At the least, there should be re-consideration of owner driver regulation on a national basis.
That should not occur until after the High Court has handed down its decision in Jamsek v ZG Operations Australia Pty Ltd, a case that will assess the dividing line between owner drivers as contractors and as employees.
Document: Submission – Fair Conduct and Accountability Standards for the Victorian On-Demand Workforce
Submitted to: Productivity Commission
Date Submitted: 10 February 2022
Summary: Boosting the efficiency of freight movement and productivity at Australia’s ports is essential if we are to improve our supply chain’s recovery from the pandemic and compete with the rest of the world. Long waiting times at port facilities to load and unload containers and cargo are placing massive strain on heavy vehicle operators – particularly owner operators – and are eroding safety, contributing to driver shortages and compounding the impacts of the pandemic. Fees that punish truck drivers for events like delayed or absent pickups are grossly unfair and should be abolished. NatRoad also wants a cap applied to the steep rises in landside port charges that its members have experienced over the last five years. There is no justification for the 325% rise in the average fee for unloading an import container off a ship in Eastern Seaboard ports from mid-2017 to March 2021. Inefficient, anti-competitive and unethical provisions in Enterprise Agreements governing waterfront industrial relations have a knock-on effect that is felt by not only the road transport sector but the national economy. More efficient, environmentally-friendly High Productivity Vehicles (HPVs) must be encouraged to be used at ports. Some stevedores are actively discouraging their use by charging greater fees for deliveries by ‘long vehicles.’ NatRoad does not agree that these fees reflect the true cost of accommodating HPVs. But the reform process needs to go further than the port gates. Road access to ports by heavy vehicles needs to be dramatically overhauled. Priority around-the-clock access on key freight routes needs to be given to A-doubles and other heavy vehicle combinations as a matter of course with pre-approved routes for these vehicles.
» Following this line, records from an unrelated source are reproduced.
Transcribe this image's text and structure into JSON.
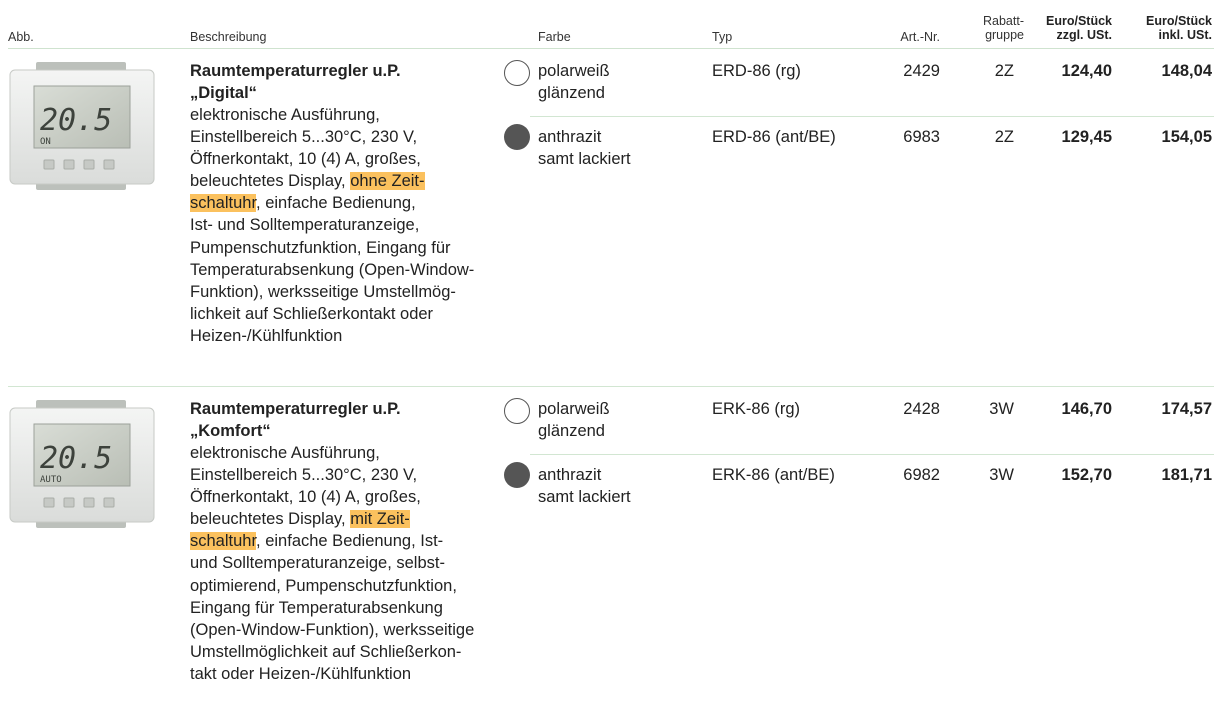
{
  "header": {
    "abb": "Abb.",
    "beschreibung": "Beschreibung",
    "farbe": "Farbe",
    "typ": "Typ",
    "artnr": "Art.-Nr.",
    "rabatt_line1": "Rabatt-",
    "rabatt_line2": "gruppe",
    "euro_zzgl_line1": "Euro/Stück",
    "euro_zzgl_line2": "zzgl. USt.",
    "euro_inkl_line1": "Euro/Stück",
    "euro_inkl_line2": "inkl. USt."
  },
  "products": [
    {
      "title_line1": "Raumtemperaturregler u.P.",
      "title_line2": "„Digital“",
      "display_temp": "20.5",
      "display_status": "ON",
      "description": {
        "l1": "elektronische Ausführung,",
        "l2": "Einstellbereich 5...30°C, 230 V,",
        "l3": "Öffnerkontakt, 10 (4) A, großes,",
        "l4_pre": "beleuchtetes Display, ",
        "l4_hl": "ohne Zeit-",
        "l5_hl": "schaltuhr",
        "l5_post": ", einfache Bedienung,",
        "l6": "Ist- und Solltemperaturanzeige,",
        "l7": "Pumpenschutzfunktion, Eingang für",
        "l8": "Temperaturabsenkung (Open-Window-",
        "l9": "Funktion), werksseitige Umstellmög-",
        "l10": "lichkeit auf Schließerkontakt oder",
        "l11": "Heizen-/Kühlfunktion"
      },
      "variants": [
        {
          "color_line1": "polarweiß",
          "color_line2": "glänzend",
          "typ": "ERD-86 (rg)",
          "artnr": "2429",
          "rabatt": "2Z",
          "zzgl": "124,40",
          "inkl": "148,04"
        },
        {
          "color_line1": "anthrazit",
          "color_line2": "samt lackiert",
          "typ": "ERD-86 (ant/BE)",
          "artnr": "6983",
          "rabatt": "2Z",
          "zzgl": "129,45",
          "inkl": "154,05"
        }
      ]
    },
    {
      "title_line1": "Raumtemperaturregler u.P.",
      "title_line2": "„Komfort“",
      "display_temp": "20.5",
      "display_status": "AUTO",
      "description": {
        "l1": "elektronische Ausführung,",
        "l2": "Einstellbereich 5...30°C, 230 V,",
        "l3": "Öffnerkontakt, 10 (4) A, großes,",
        "l4_pre": "beleuchtetes Display, ",
        "l4_hl": "mit Zeit-",
        "l5_hl": "schaltuhr",
        "l5_post": ", einfache Bedienung, Ist-",
        "l6": "und Solltemperaturanzeige, selbst-",
        "l7": "optimierend, Pumpenschutzfunktion,",
        "l8": "Eingang für Temperaturabsenkung",
        "l9": "(Open-Window-Funktion), werksseitige",
        "l10": "Umstellmöglichkeit auf Schließerkon-",
        "l11": "takt oder Heizen-/Kühlfunktion"
      },
      "variants": [
        {
          "color_line1": "polarweiß",
          "color_line2": "glänzend",
          "typ": "ERK-86 (rg)",
          "artnr": "2428",
          "rabatt": "3W",
          "zzgl": "146,70",
          "inkl": "174,57"
        },
        {
          "color_line1": "anthrazit",
          "color_line2": "samt lackiert",
          "typ": "ERK-86 (ant/BE)",
          "artnr": "6982",
          "rabatt": "3W",
          "zzgl": "152,70",
          "inkl": "181,71"
        }
      ]
    }
  ],
  "colors": {
    "highlight": "#fbc15e",
    "separator": "#d2e6d2",
    "swatch_dark": "#555555",
    "swatch_light": "#ffffff"
  }
}
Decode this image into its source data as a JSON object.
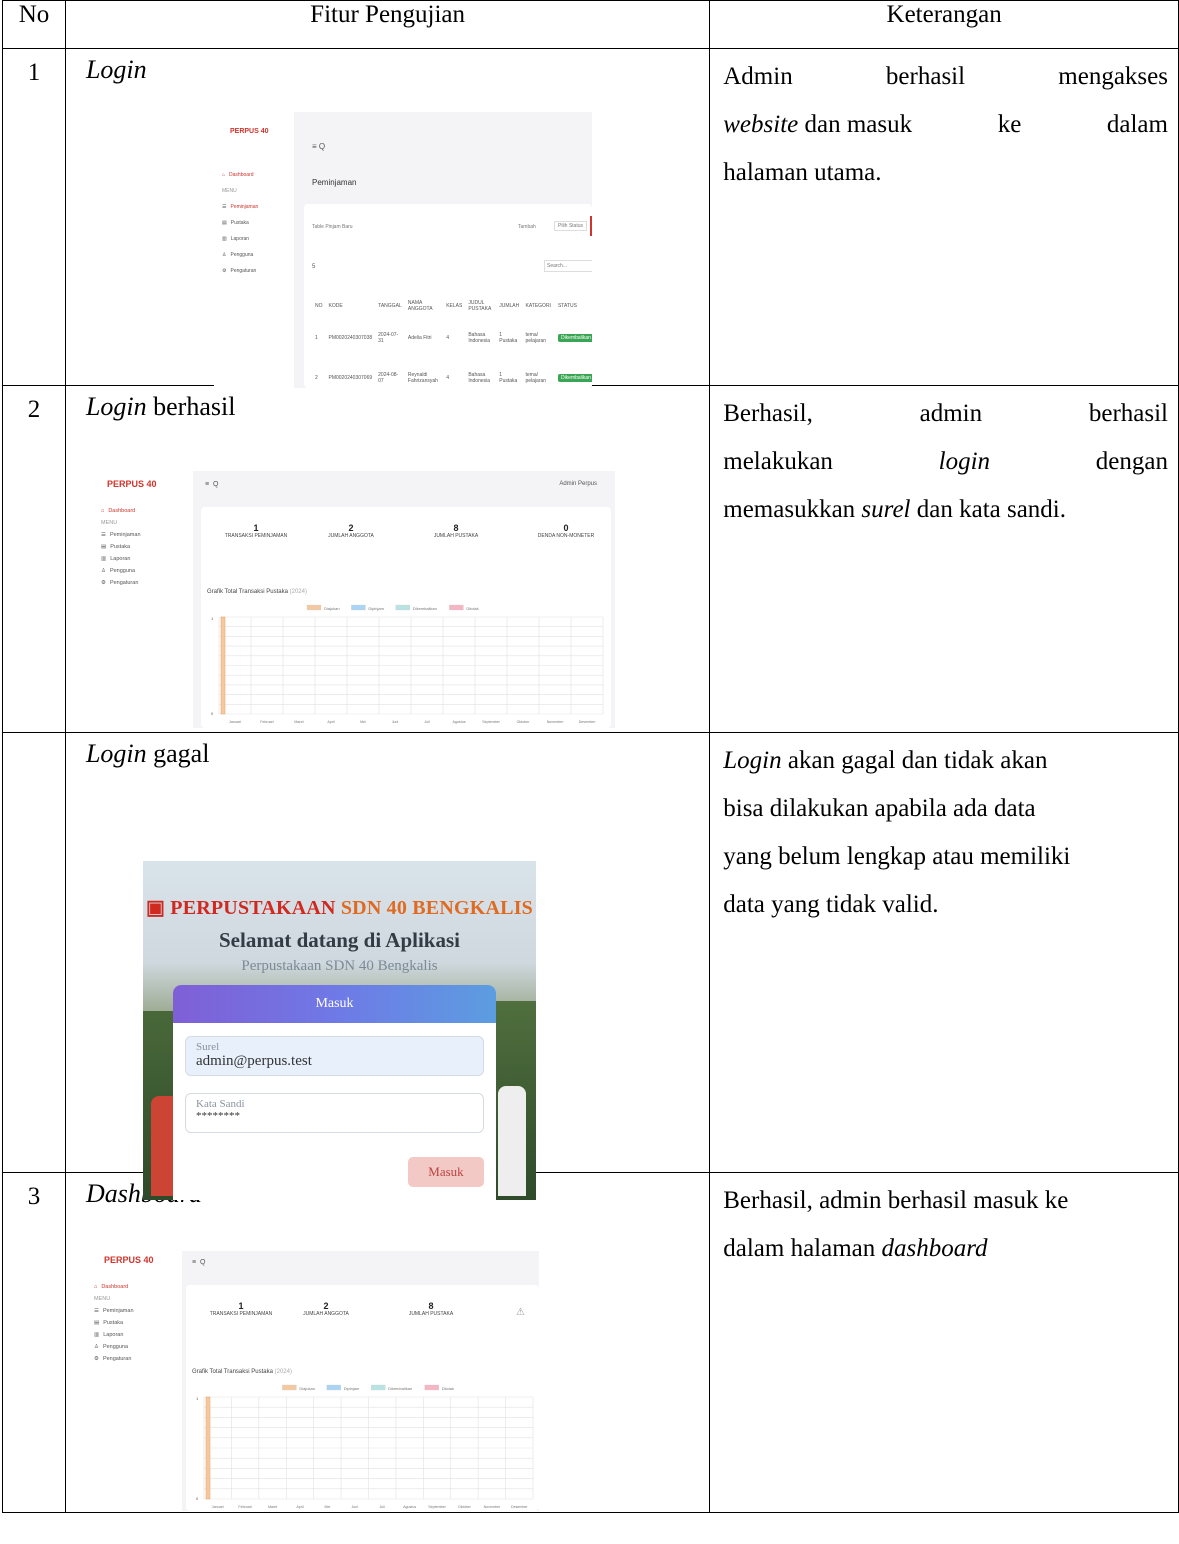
{
  "table": {
    "headers": {
      "no": "No",
      "feature": "Fitur Pengujian",
      "note": "Keterangan"
    },
    "rows": [
      {
        "no": "1",
        "feature": "Login",
        "note_parts": [
          "Admin",
          "berhasil",
          "mengakses",
          "website",
          "dan masuk",
          "ke",
          "dalam",
          "halaman utama."
        ]
      },
      {
        "no": "2",
        "feature_italic": "Login",
        "feature_rest": " berhasil",
        "note_parts": [
          "Berhasil,",
          "admin",
          "berhasil",
          "melakukan",
          "login",
          "dengan",
          "memasukkan",
          "surel",
          "dan kata sandi."
        ]
      },
      {
        "no": "",
        "feature_italic": "Login",
        "feature_rest": " gagal",
        "note_parts": [
          "Login",
          "akan gagal dan tidak akan",
          "bisa dilakukan apabila ada data",
          "yang belum lengkap atau memiliki",
          "data yang tidak valid."
        ]
      },
      {
        "no": "3",
        "feature": "Dashboard",
        "note_line1": "Berhasil, admin berhasil masuk ke",
        "note_line2_a": "dalam halaman ",
        "note_line2_b": "dashboard"
      }
    ]
  },
  "shot1": {
    "logo": "PERPUS 40",
    "top_icons": "≡  Q",
    "page_title": "Peminjaman",
    "side_items": [
      "Dashboard",
      "MENU",
      "Peminjaman",
      "Pustaka",
      "Laporan",
      "Pengguna",
      "Pengaturan"
    ],
    "toolbar_left": "Table Pinjam Baru",
    "toolbar_right_a": "Tambah",
    "toolbar_right_b": "Pilih Status",
    "per_page": "5",
    "search": "Search...",
    "cols": [
      "NO",
      "KODE",
      "TANGGAL",
      "NAMA ANGGOTA",
      "KELAS",
      "JUDUL PUSTAKA",
      "JUMLAH",
      "KATEGORI",
      "STATUS"
    ],
    "rows": [
      [
        "1",
        "PM0020240307038",
        "2024-07-31",
        "Adelia Fitri",
        "4",
        "Bahasa Indonesia",
        "1 Pustaka",
        "tema/ pelajaran",
        "Dikembalikan"
      ],
      [
        "2",
        "PM0020240307069",
        "2024-08-07",
        "Reynaldi Fahrizansyah",
        "4",
        "Bahasa Indonesia",
        "1 Pustaka",
        "tema/ pelajaran",
        "Dikembalikan"
      ]
    ]
  },
  "dash": {
    "logo": "PERPUS 40",
    "user": "Admin Perpus",
    "side_items": [
      "Dashboard",
      "MENU",
      "Peminjaman",
      "Pustaka",
      "Laporan",
      "Pengguna",
      "Pengaturan"
    ],
    "stats": [
      {
        "value": "1",
        "label": "TRANSAKSI PEMINJAMAN"
      },
      {
        "value": "2",
        "label": "JUMLAH ANGGOTA"
      },
      {
        "value": "8",
        "label": "JUMLAH PUSTAKA"
      },
      {
        "value": "0",
        "label": "DENDA NON-MONETER"
      }
    ],
    "chart_title": "Grafik Total Transaksi Pustaka",
    "chart_year": "(2024)",
    "legend": [
      "Diajukan",
      "Dipinjam",
      "Dikembalikan",
      "Ditolak"
    ],
    "months": [
      "Januari",
      "Februari",
      "Maret",
      "April",
      "Mei",
      "Juni",
      "Juli",
      "Agustus",
      "September",
      "Oktober",
      "November",
      "Desember"
    ],
    "y_ticks": [
      "1",
      "0"
    ]
  },
  "login": {
    "title_a": "PERPUSTAKAAN ",
    "title_b": "SDN 40 BENGKALIS",
    "welcome": "Selamat datang di Aplikasi",
    "sub": "Perpustakaan SDN 40 Bengkalis",
    "panel_title": "Masuk",
    "email_label": "Surel",
    "email_value": "admin@perpus.test",
    "password_label": "Kata Sandi",
    "password_value": "********",
    "button": "Masuk"
  },
  "chart_data": {
    "type": "bar",
    "title": "Grafik Total Transaksi Pustaka (2024)",
    "categories": [
      "Januari",
      "Februari",
      "Maret",
      "April",
      "Mei",
      "Juni",
      "Juli",
      "Agustus",
      "September",
      "Oktober",
      "November",
      "Desember"
    ],
    "series": [
      {
        "name": "Diajukan",
        "values": [
          1,
          0,
          0,
          0,
          0,
          0,
          0,
          0,
          0,
          0,
          0,
          0
        ]
      },
      {
        "name": "Dipinjam",
        "values": [
          0,
          0,
          0,
          0,
          0,
          0,
          0,
          0,
          0,
          0,
          0,
          0
        ]
      },
      {
        "name": "Dikembalikan",
        "values": [
          0,
          0,
          0,
          0,
          0,
          0,
          0,
          0,
          0,
          0,
          0,
          0
        ]
      },
      {
        "name": "Ditolak",
        "values": [
          0,
          0,
          0,
          0,
          0,
          0,
          0,
          0,
          0,
          0,
          0,
          0
        ]
      }
    ],
    "ylim": [
      0,
      1
    ],
    "legend_position": "top",
    "grid": true,
    "colors": [
      "#f5c9a0",
      "#a9d4f5",
      "#b9e3e3",
      "#f5b5c2"
    ]
  }
}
The current complex system of permits for High Productivity Vehicles needs to be reviewed and streamlined. There are too many permits and there is too much red tape.
Document: Submission – Australia’s Maritime Logistics System